Tuesday, August 14, 2012

TEA QUOTES FOR TEA TIME TUESDAY AND OTHER TRIVIA



When tea first arrived in England, it was called by its Cantonese slang term - cha.  Later the British began to call it by the local word t'e, or Tay or Tee.


From "365 Things Every Tea Lover Should Know"

NOW CAN ANYONE EXPLAIN THIS TO ME?




This painting by Anthony Van Dyke of King Charles I is in Buckingham Palace - shown in the movie "The Queen's Palaces".
It is also shown in Downtown Abbey Series in the Dining Room behind where Robert sits at the head of the table.  

HOW CAN THIS BE?  DOES ANYONE KNOW THIS?

Another Tea Quote from 
"365 Things Every Tea Lover Should Know":

"Tea for Two," a song published in 1924 with lyrics by Irving Caesar, was from the musical comedy NO NO NANETTE, which opened in Detroit in April, 1924. It is one of the most familiar melodies in the world.

I am linking this post to Tea Time Tuesday

6 comments:

Antiques And Teacups said...

Hi Bernideen. That isn't the picture I was thinking of...so I can't help you! Let us know when you find out....
Ruth

[email protected] Rose Chintz Cottage said...

An interesting post, Bernideen. I have heard the song many times but have no idea about the painting. Curious! Thank you for joining me for tea and have a lovely day.

Blessings,
Sandi

Johanna said...

Hi Bernideen,
I don't know why the painting hang in two different places. May be there exist two similar paintings? Or they used it just for the movie stage. Anyway, it looks really Royal. And the tea quotes are as always very interesting.
Best greetings, Johanna

Lavender Cottage said...
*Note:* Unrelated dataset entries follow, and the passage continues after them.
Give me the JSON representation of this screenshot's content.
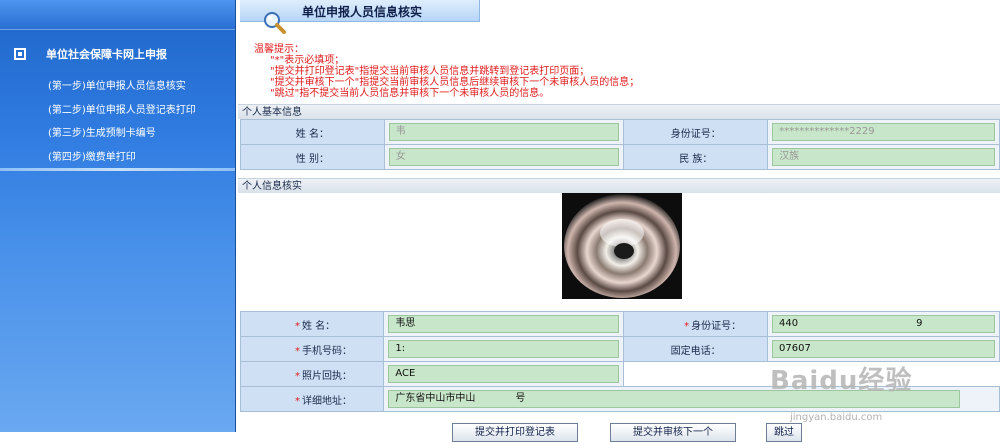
{
  "sidebar": {
    "heading": "单位社会保障卡网上申报",
    "items": [
      {
        "label": "(第一步)单位申报人员信息核实"
      },
      {
        "label": "(第二步)单位申报人员登记表打印"
      },
      {
        "label": "(第三步)生成预制卡编号"
      },
      {
        "label": "(第四步)缴费单打印"
      }
    ]
  },
  "header": {
    "title": "单位申报人员信息核实"
  },
  "tips": {
    "heading": "温馨提示：",
    "lines": [
      "\"*\"表示必填项；",
      "\"提交并打印登记表\"指提交当前审核人员信息并跳转到登记表打印页面；",
      "\"提交并审核下一个\"指提交当前审核人员信息后继续审核下一个未审核人员的信息；",
      "\"跳过\"指不提交当前人员信息并审核下一个未审核人员的信息。"
    ]
  },
  "basic": {
    "section_title": "个人基本信息",
    "name_label": "姓    名：",
    "name_value": "韦",
    "id_label": "身份证号：",
    "id_value": "**************2229",
    "gender_label": "性    别：",
    "gender_value": "女",
    "ethnic_label": "民    族：",
    "ethnic_value": "汉族"
  },
  "verify": {
    "section_title": "个人信息核实",
    "required_mark": "*",
    "name_label": "姓    名：",
    "name_value": "韦思",
    "id_label": "身份证号：",
    "id_value": "440",
    "id_value_tail": "9",
    "phone_label": "手机号码：",
    "phone_value": "1:",
    "landline_label": "固定电话：",
    "landline_value": "07607",
    "receipt_label": "照片回执：",
    "receipt_value": "ACE",
    "address_label": "详细地址：",
    "address_value": "广东省中山市中山",
    "address_tail": "号"
  },
  "buttons": {
    "submit_print": "提交并打印登记表",
    "submit_next": "提交并审核下一个",
    "skip": "跳过"
  },
  "watermark": {
    "brand": "Baidu经验",
    "url": "jingyan.baidu.com"
  }
}
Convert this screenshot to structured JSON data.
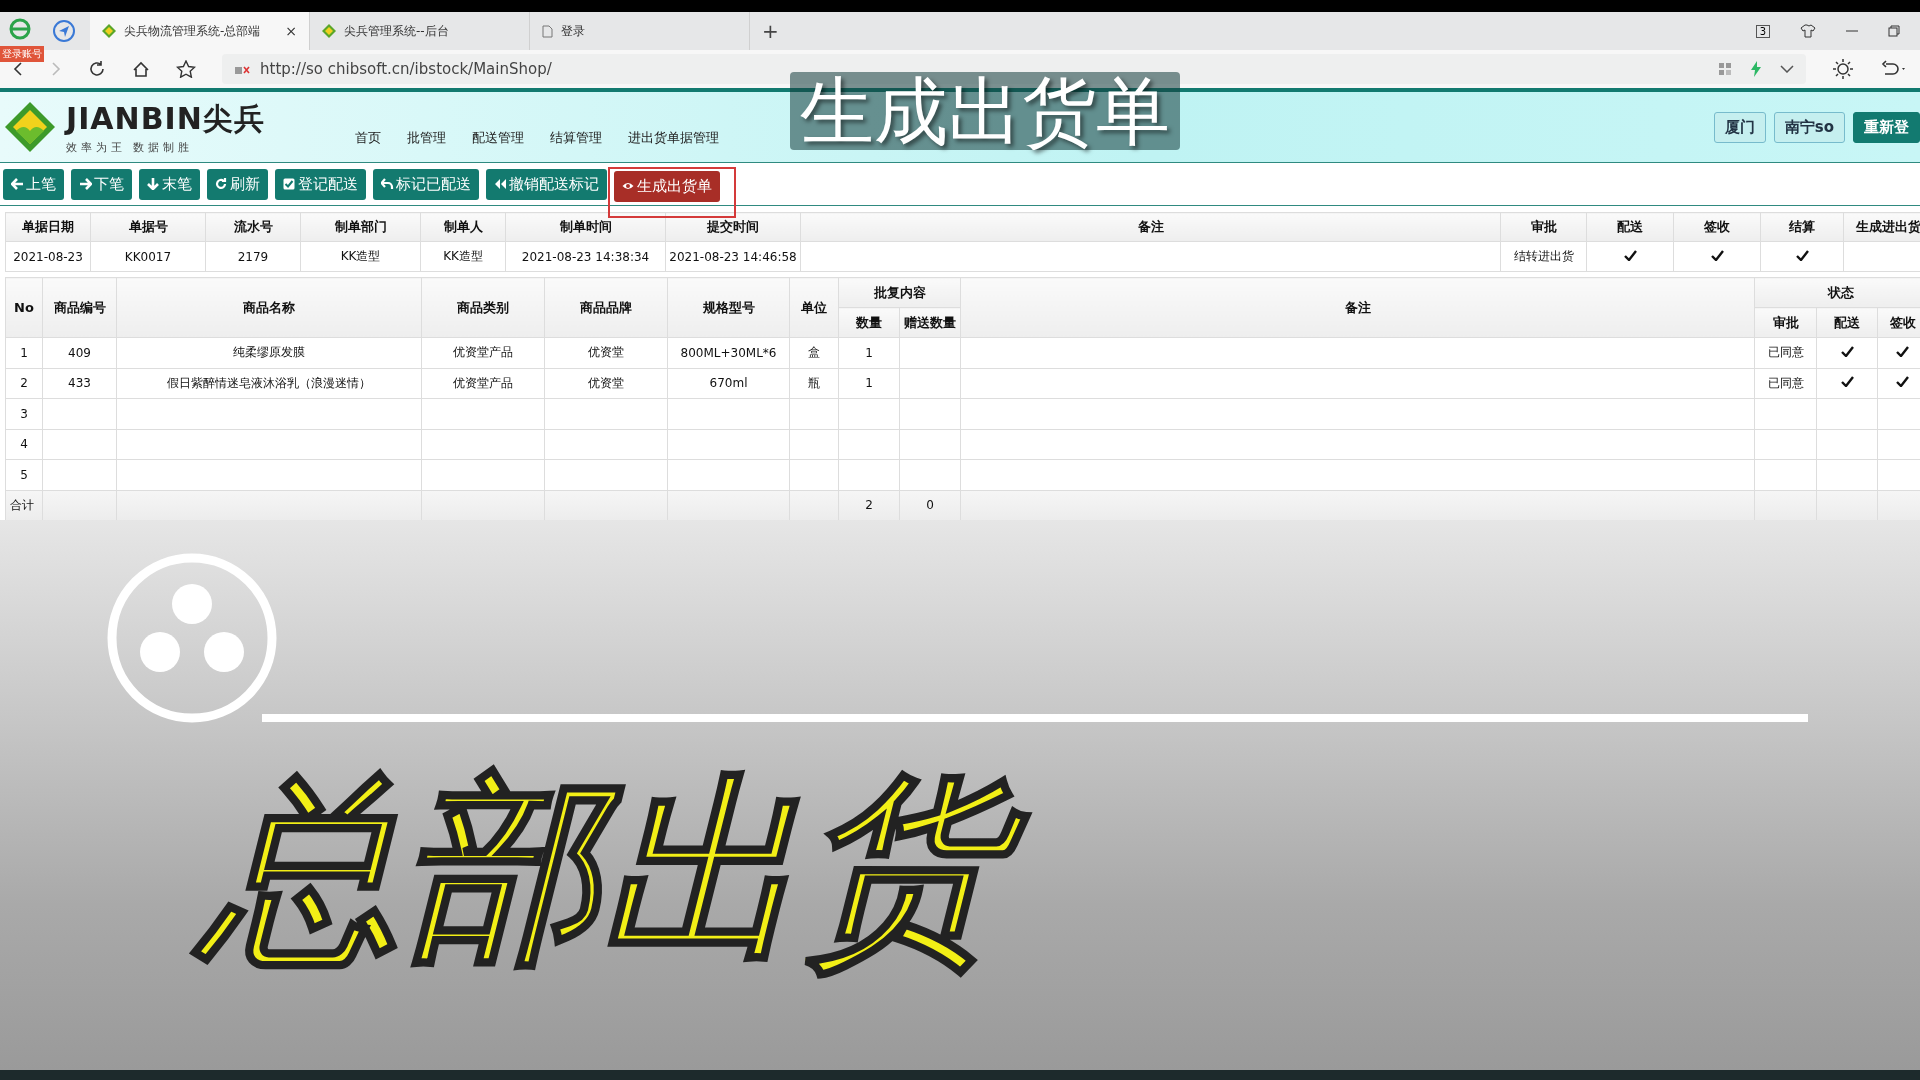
{
  "browser": {
    "tabs": [
      {
        "title": "尖兵物流管理系统-总部端",
        "selected": true
      },
      {
        "title": "尖兵管理系统--后台",
        "selected": false
      },
      {
        "title": "登录",
        "selected": false
      }
    ],
    "close_tab": "×",
    "new_tab": "+",
    "tab_count": "3",
    "badge": "登录账号",
    "address": "http://so chibsoft.cn/ibstock/MainShop/"
  },
  "app": {
    "logo_text": "JIANBIN尖兵",
    "slogan": "效率为王 数据制胜",
    "nav": [
      "首页",
      "批管理",
      "配送管理",
      "结算管理",
      "进出货单据管理"
    ],
    "user_buttons": [
      {
        "label": "厦门",
        "kind": "light"
      },
      {
        "label": "南宁so",
        "kind": "light"
      },
      {
        "label": "重新登",
        "kind": "dark"
      }
    ]
  },
  "toolbar": [
    {
      "label": "上笔",
      "kind": "normal",
      "highlighted": false
    },
    {
      "label": "下笔",
      "kind": "normal",
      "highlighted": false
    },
    {
      "label": "末笔",
      "kind": "normal",
      "highlighted": false
    },
    {
      "label": "刷新",
      "kind": "normal",
      "highlighted": false
    },
    {
      "label": "登记配送",
      "kind": "normal",
      "highlighted": false
    },
    {
      "label": "标记已配送",
      "kind": "normal",
      "highlighted": false
    },
    {
      "label": "撤销配送标记",
      "kind": "normal",
      "highlighted": false
    },
    {
      "label": "生成出货单",
      "kind": "danger",
      "highlighted": true
    }
  ],
  "order": {
    "columns": [
      "单据日期",
      "单据号",
      "流水号",
      "制单部门",
      "制单人",
      "制单时间",
      "提交时间",
      "备注",
      "审批",
      "配送",
      "签收",
      "结算",
      "生成进出货"
    ],
    "row": {
      "date": "2021-08-23",
      "number": "KK0017",
      "serial": "2179",
      "department": "KK造型",
      "creator": "KK造型",
      "created": "2021-08-23 14:38:34",
      "submitted": "2021-08-23 14:46:58",
      "approval": "结转进出货",
      "delivered": true,
      "signed": true,
      "settled": true
    }
  },
  "items": {
    "columns": [
      "No",
      "商品编号",
      "商品名称",
      "商品类别",
      "商品品牌",
      "规格型号",
      "单位",
      "批复内容",
      "数量",
      "赠送数量",
      "备注",
      "状态",
      "审批",
      "配送",
      "签收"
    ],
    "rows": [
      {
        "no": "1",
        "code": "409",
        "name": "纯柔缪原发膜",
        "category": "优资堂产品",
        "brand": "优资堂",
        "spec": "800ML+30ML*6",
        "unit": "盒",
        "qty": "1",
        "approval": "已同意",
        "delivered": true,
        "signed": true
      },
      {
        "no": "2",
        "code": "433",
        "name": "假日紫醉情迷皂液沐浴乳（浪漫迷情）",
        "category": "优资堂产品",
        "brand": "优资堂",
        "spec": "670ml",
        "unit": "瓶",
        "qty": "1",
        "approval": "已同意",
        "delivered": true,
        "signed": true
      },
      {
        "no": "3"
      },
      {
        "no": "4"
      },
      {
        "no": "5"
      }
    ],
    "total": {
      "label": "合计",
      "qty": "2",
      "gift": "0"
    }
  },
  "captions": {
    "top": "生成出货单",
    "main": "总部出货"
  }
}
I guess with our British heritage, it is why we often call it 'tay' - comes from hubby's grandmother I believe.
Perhaps the painting is a duplicate to help authenticate Downton Abbey?
My dad used to always sing tea for two, among other songs. Unfortunately, he never knew all the words to ANY song. :-)
Judith

Julie and Becky said...

Hi - I can think of three different reasons, but I'll start with the most likely: the one shown on Downton Abbey is a copy made for the production.

2: Van Dyck made several paintings in a series - this could be an earlier version of it and the owners of the grand house could actually own the lesser painting.

3: The Royal Collection is available for lending to other institutions for exhibition and could also possibly be available for rent. I would think the insurance on something like that would be prohibitive, though.

Michele @ The Nest at Finch Rest said...

Neat post, very interesting.